● **YOUR OBJECTIVE**
Within the data below, count the lines that include "JSON" and give only the count.

● **MATERIAL SUPPLIED**
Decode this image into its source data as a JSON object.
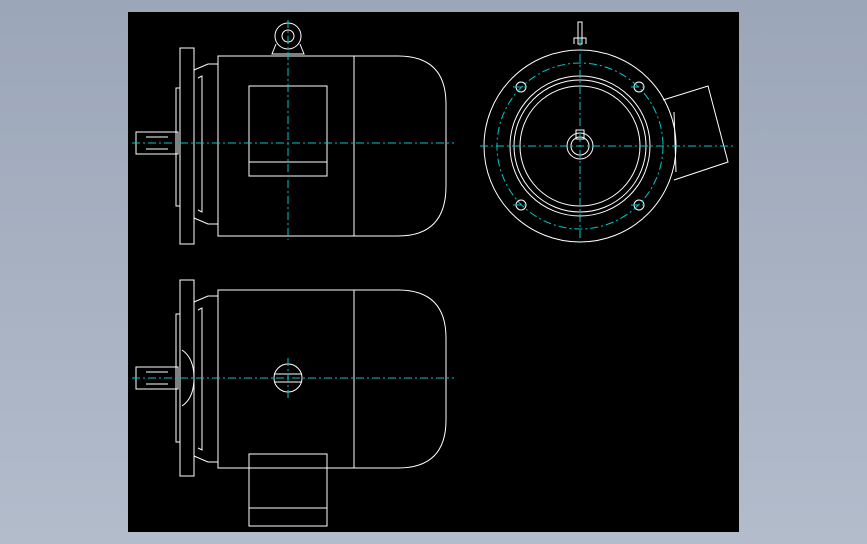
{
  "window": {
    "background": "#a7b1c2"
  },
  "drawing": {
    "background_color": "#000000",
    "line_color": "#ffffff",
    "centerline_color": "#00c8c8",
    "views": [
      "side-view-top",
      "end-view",
      "side-view-bottom"
    ]
  }
}
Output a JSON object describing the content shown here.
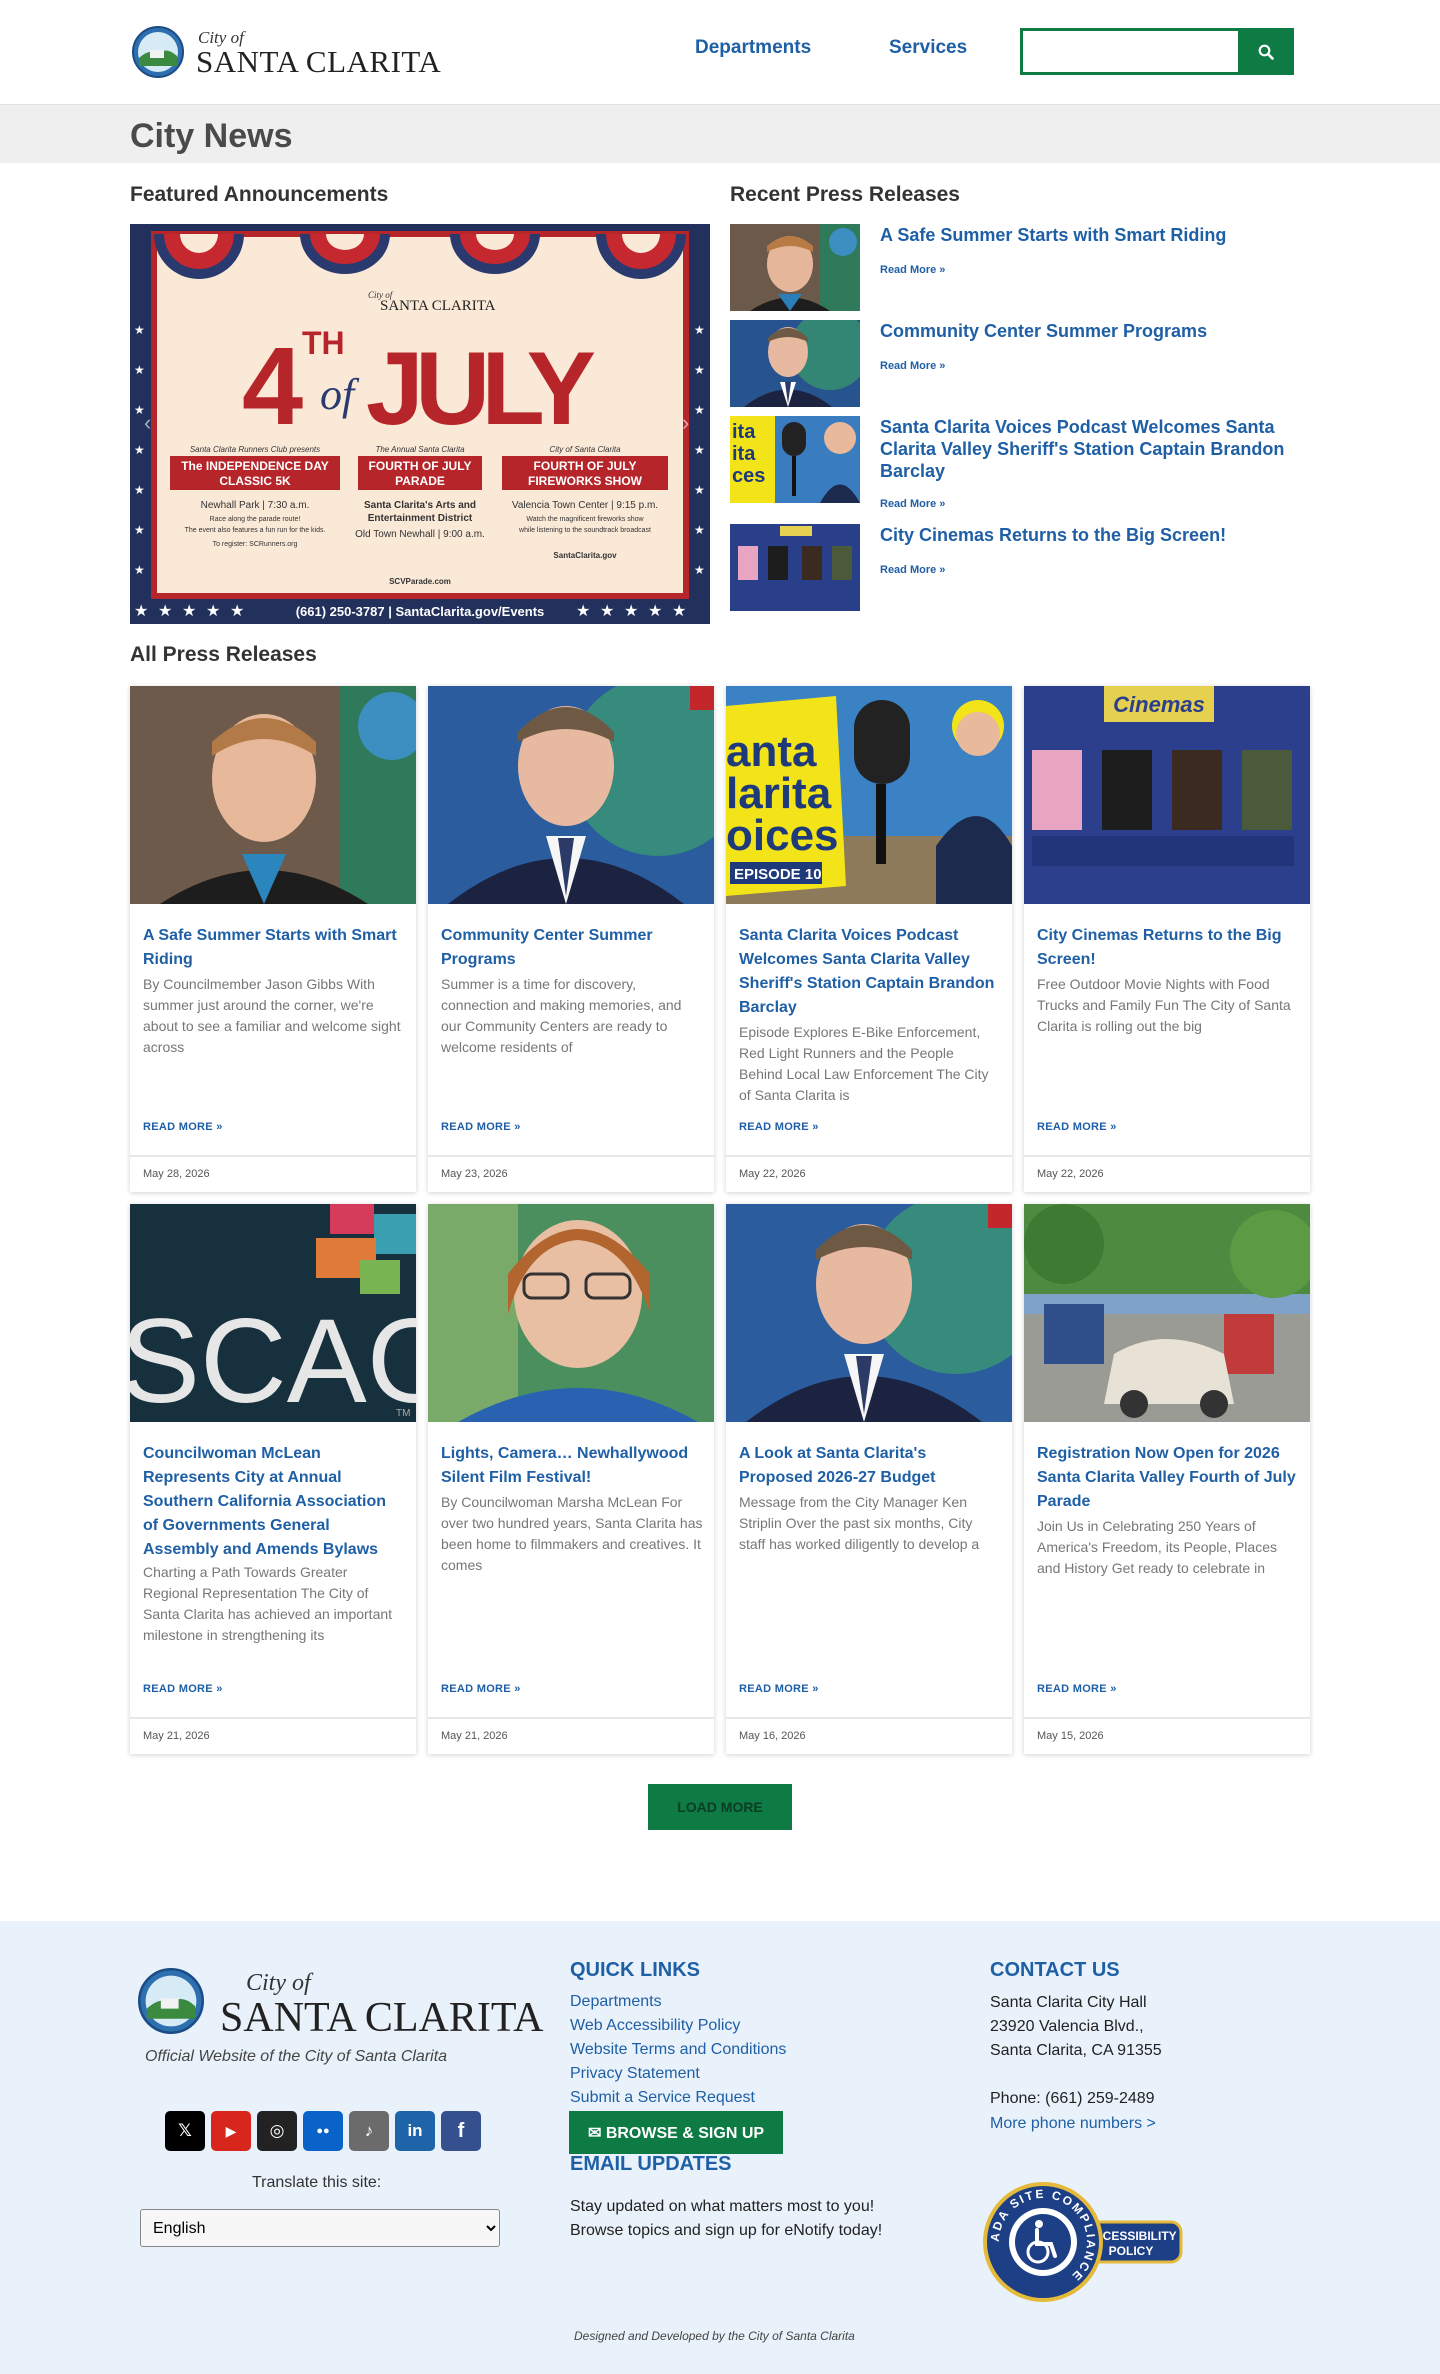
{
  "header": {
    "logo_cityof": "City of",
    "logo_name": "SANTA CLARITA",
    "nav": [
      "Departments",
      "Services"
    ],
    "search_placeholder": ""
  },
  "page_title": "City News",
  "featured": {
    "heading": "Featured Announcements",
    "poster": {
      "brand_cityof": "City of",
      "brand_name": "SANTA CLARITA",
      "headline_num": "4",
      "headline_sup": "TH",
      "headline_of": "of",
      "headline_word": "JULY",
      "events": [
        {
          "presenter": "Santa Clarita Runners Club presents",
          "name_line1": "The INDEPENDENCE DAY",
          "name_line2": "CLASSIC 5K",
          "loc": "Newhall Park | 7:30 a.m.",
          "d1": "Race along the parade route!",
          "d2": "The event also features a fun run for the kids.",
          "d3": "To register: SCRunners.org"
        },
        {
          "presenter": "The Annual Santa Clarita",
          "name_line1": "FOURTH OF JULY",
          "name_line2": "PARADE",
          "loc": "Santa Clarita's Arts and",
          "d1": "Entertainment District",
          "d2": "Old Town Newhall | 9:00 a.m.",
          "d3": "SCVParade.com"
        },
        {
          "presenter": "City of Santa Clarita",
          "name_line1": "FOURTH OF JULY",
          "name_line2": "FIREWORKS SHOW",
          "loc": "Valencia Town Center | 9:15 p.m.",
          "d1": "Watch the magnificent fireworks show",
          "d2": "while listening to the soundtrack broadcast",
          "d3": "SantaClarita.gov"
        }
      ],
      "footer": "(661) 250-3787 | SantaClarita.gov/Events"
    }
  },
  "recent": {
    "heading": "Recent Press Releases",
    "items": [
      {
        "title": "A Safe Summer Starts with Smart Riding",
        "more": "Read More »"
      },
      {
        "title": "Community Center Summer Programs",
        "more": "Read More »"
      },
      {
        "title": "Santa Clarita Voices Podcast Welcomes Santa Clarita Valley Sheriff's Station Captain Brandon Barclay",
        "more": "Read More »"
      },
      {
        "title": "City Cinemas Returns to the Big Screen!",
        "more": "Read More »"
      }
    ]
  },
  "all": {
    "heading": "All Press Releases",
    "cards": [
      {
        "title": "A Safe Summer Starts with Smart Riding",
        "excerpt": "By Councilmember Jason Gibbs With summer just around the corner, we're about to see a familiar and welcome sight across",
        "more": "READ MORE »",
        "date": "May 28, 2026"
      },
      {
        "title": "Community Center Summer Programs",
        "excerpt": "Summer is a time for discovery, connection and making memories, and our Community Centers are ready to welcome residents of",
        "more": "READ MORE »",
        "date": "May 23, 2026"
      },
      {
        "title": "Santa Clarita Voices Podcast Welcomes Santa Clarita Valley Sheriff's Station Captain Brandon Barclay",
        "excerpt": "Episode Explores E-Bike Enforcement, Red Light Runners and the People Behind Local Law Enforcement The City of Santa Clarita is",
        "more": "READ MORE »",
        "date": "May 22, 2026"
      },
      {
        "title": "City Cinemas Returns to the Big Screen!",
        "excerpt": "Free Outdoor Movie Nights with Food Trucks and Family Fun The City of Santa Clarita is rolling out the big",
        "more": "READ MORE »",
        "date": "May 22, 2026"
      },
      {
        "title": "Councilwoman McLean Represents City at Annual Southern California Association of Governments General Assembly and Amends Bylaws",
        "excerpt": "Charting a Path Towards Greater Regional Representation The City of Santa Clarita has achieved an important milestone in strengthening its",
        "more": "READ MORE »",
        "date": "May 21, 2026"
      },
      {
        "title": "Lights, Camera… Newhallywood Silent Film Festival!",
        "excerpt": "By Councilwoman Marsha McLean For over two hundred years, Santa Clarita has been home to filmmakers and creatives. It comes",
        "more": "READ MORE »",
        "date": "May 21, 2026"
      },
      {
        "title": "A Look at Santa Clarita's Proposed 2026-27 Budget",
        "excerpt": "Message from the City Manager Ken Striplin Over the past six months, City staff has worked diligently to develop a",
        "more": "READ MORE »",
        "date": "May 16, 2026"
      },
      {
        "title": "Registration Now Open for 2026 Santa Clarita Valley Fourth of July Parade",
        "excerpt": "Join Us in Celebrating 250 Years of America's Freedom, its People, Places and History        Get ready to celebrate in",
        "more": "READ MORE »",
        "date": "May 15, 2026"
      }
    ],
    "images": {
      "scag_text": "SCAG",
      "scag_tm": "TM",
      "cinema_title": "Cinemas",
      "podcast_lines": [
        "anta",
        "larita",
        "oices"
      ],
      "podcast_episode": "EPISODE 10",
      "recent_podcast_lines": [
        "ita",
        "ita",
        "ces"
      ]
    }
  },
  "load_more": "LOAD MORE",
  "footer": {
    "cityof": "City of",
    "name": "SANTA CLARITA",
    "tagline": "Official Website of the City of Santa Clarita",
    "socials": [
      {
        "icon": "x-icon",
        "glyph": "𝕏",
        "color": "#000000"
      },
      {
        "icon": "youtube-icon",
        "glyph": "▶",
        "color": "#d9261c"
      },
      {
        "icon": "instagram-icon",
        "glyph": "◎",
        "color": "#222222"
      },
      {
        "icon": "flickr-icon",
        "glyph": "●●",
        "color": "#0a63c9"
      },
      {
        "icon": "tiktok-icon",
        "glyph": "♪",
        "color": "#6b6b6b"
      },
      {
        "icon": "linkedin-icon",
        "glyph": "in",
        "color": "#1f63a8"
      },
      {
        "icon": "facebook-icon",
        "glyph": "f",
        "color": "#35508f"
      }
    ],
    "translate_label": "Translate this site:",
    "language": "English",
    "quick_links_heading": "QUICK LINKS",
    "quick_links": [
      "Departments",
      "Web Accessibility Policy",
      "Website Terms and Conditions",
      "Privacy Statement",
      "Submit a Service Request"
    ],
    "email_heading": "EMAIL UPDATES",
    "email_text_1": "Stay updated on what matters most to you!",
    "email_text_2": "Browse topics and sign up for eNotify today!",
    "signup": "BROWSE & SIGN UP",
    "contact_heading": "CONTACT US",
    "address": [
      "Santa Clarita City Hall",
      "23920 Valencia Blvd.,",
      "Santa Clarita, CA 91355"
    ],
    "phone": "Phone: (661) 259-2489",
    "more_phone": "More phone numbers >",
    "ada_ring": "ADA SITE COMPLIANCE",
    "ada_badge_1": "ACCESSIBILITY",
    "ada_badge_2": "POLICY",
    "credit": "Designed and Developed by the City of Santa Clarita"
  }
}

● **OUTPUT OF THE TASK**
2